_INSTRUCTIONS FOR THE TASK:_ For the word "label", state how many lines of the records include it, with no other text.
(Beginning of TASK DATA)
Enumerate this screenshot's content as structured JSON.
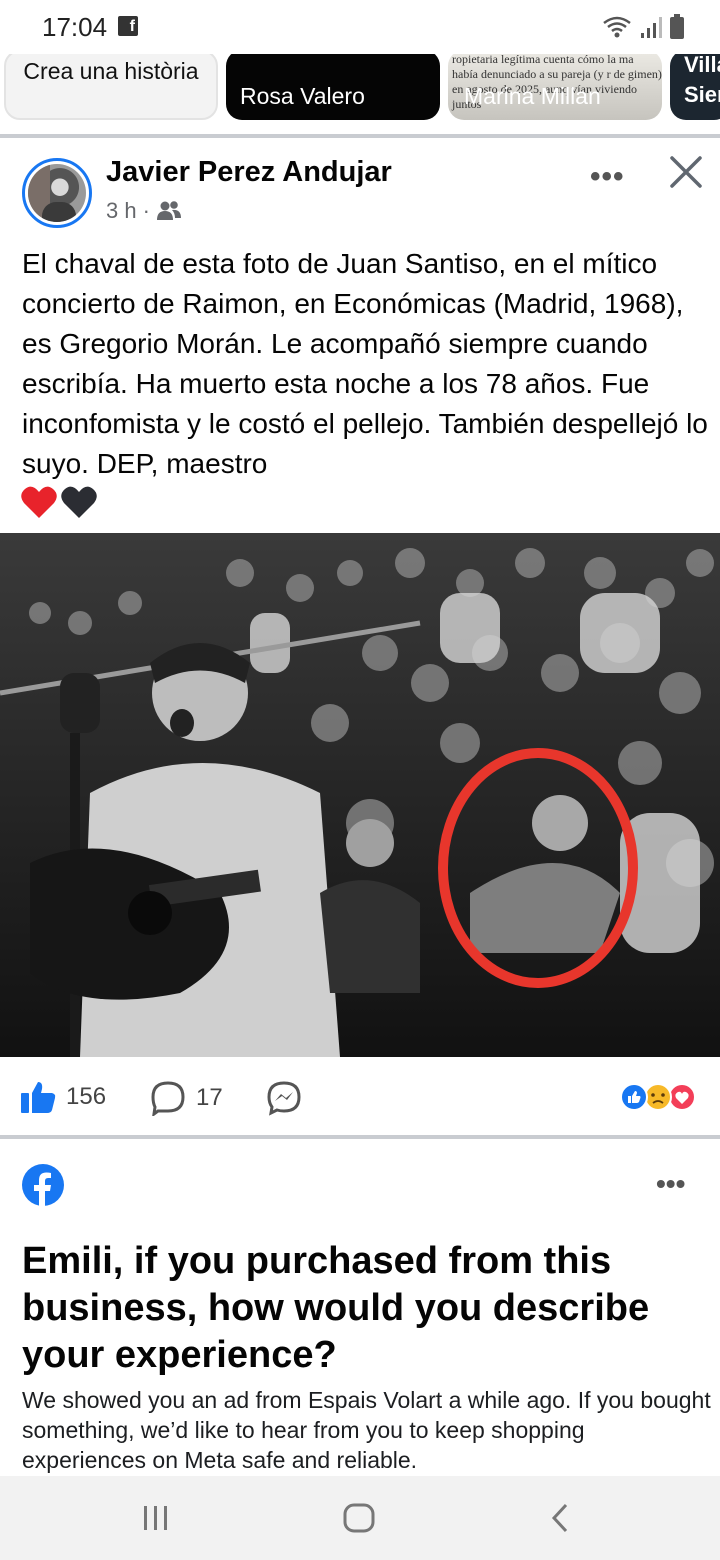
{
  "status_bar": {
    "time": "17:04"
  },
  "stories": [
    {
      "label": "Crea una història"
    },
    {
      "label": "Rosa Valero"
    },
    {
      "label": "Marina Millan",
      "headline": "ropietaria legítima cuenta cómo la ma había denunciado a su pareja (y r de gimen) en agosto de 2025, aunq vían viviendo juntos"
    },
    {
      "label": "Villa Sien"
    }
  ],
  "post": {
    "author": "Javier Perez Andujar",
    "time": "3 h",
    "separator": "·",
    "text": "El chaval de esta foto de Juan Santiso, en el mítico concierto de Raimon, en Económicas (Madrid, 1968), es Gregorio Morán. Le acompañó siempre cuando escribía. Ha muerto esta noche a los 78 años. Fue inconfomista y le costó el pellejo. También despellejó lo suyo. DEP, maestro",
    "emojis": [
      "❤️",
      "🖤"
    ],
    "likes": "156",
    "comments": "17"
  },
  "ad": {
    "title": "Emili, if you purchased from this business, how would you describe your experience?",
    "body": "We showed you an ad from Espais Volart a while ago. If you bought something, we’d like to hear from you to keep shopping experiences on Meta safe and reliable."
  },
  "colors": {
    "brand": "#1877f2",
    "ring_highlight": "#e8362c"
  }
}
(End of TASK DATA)
_RESPONSE TO THE EXERCISE:_ 4